adjective, lam·er, lam·est.
verb (used with object), lamed, lam·ing.
Origin of lame1
noun, plural lames [leym; French lam] /leɪm; French lam/. Armor.
Origin of lame2
Origin of lamé
Examples from the Web for lame
Contemporary Examples of lame
One of the most persistent myths in American politics is the media-fueled concept of the lame duck.The Liberation of the Lame Duck: Obama Goes Full Bulworth
December 19, 2014
Also, he gave a lame excuse: ‘I couldn't find a pic that expresses both sides.’Knicks’ Amar’e Stoudemire Posts Pro-Palestine Photo, Allegedly Cyberbullies Israeli-Born MTV VJ
July 14, 2014
Most of the activities were either dominated by a handful of true athletes, or they were just lame.The Financial Case for Dodgeball: Why America Needs Gym Class
April 28, 2014
Your criticism of me as a hypocrite is lame, weak and not really thought out.Spike Lee Blasts The New York Times’ Story on Brooklyn Gentrification in Fiery Op-Ed
March 31, 2014
He's a lame duck who looks very vulnerable and won't even be able to exact much retribution if he manages to win.For Whom The Tea Party Tolls
March 25, 2014
Historical Examples of lame
The crowd had thickened in front, so that the lame man and the girl had come to a stand.The White Company
Arthur Conan Doyle
The lame girl who played the violin limped down the corridor into the ward.K
Mary Roberts Rinehart
"Certainly," I replied, deeply sighing at the recital of so lame a story.Lady Susan

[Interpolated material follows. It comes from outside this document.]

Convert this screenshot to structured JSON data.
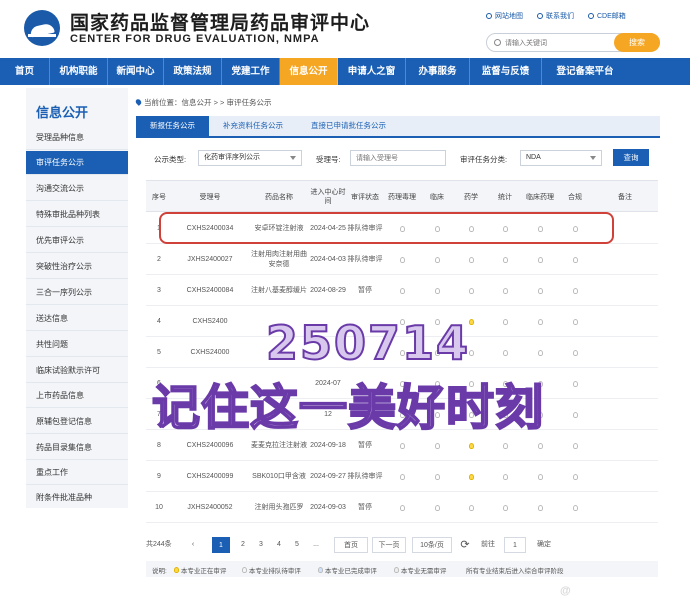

First the blind, then the deaf and the dumb, then the halt and the lame—and so on.The Secret Agent
"I wish there were crowns for lame boys to win," said Charmides.Buried Cities, Part 2
Word Origin for lame
Word Origin for lame
- a fabric of silk, cotton, or wool interwoven with threads of metal
- (as modifier)a gold lamé gown
Word Origin for lamé
"silk interwoven with metallic threads," 1922, from French lame, earlier "thin metal plate (especially in armor), gold wire; blade; wave (of the sea)," from Middle French lame, from Latin lamina, lamna "thin piece or flake of metal."
Old English lama "crippled, lame; paralytic, weak," from Proto-Germanic *lamon (cf. Old Norse lami, Dutch and Old Frisian lam, German lahm "lame"), "weak-limbed," literally "broken," from PIE root *lem- "to break; broken," with derivatives meaning "crippled" (cf. Old Church Slavonic lomiti "to break," Lithuanian luomas "lame"). In Middle English, "crippled in the feet," but also "crippled in the hands; disabled by disease; maimed." Sense of "socially awkward" is attested from 1942. Noun meaning "crippled persons collectively" is in late Old English.
"to make lame," c.1300, from lame (adj.). Related: Lamed; laming.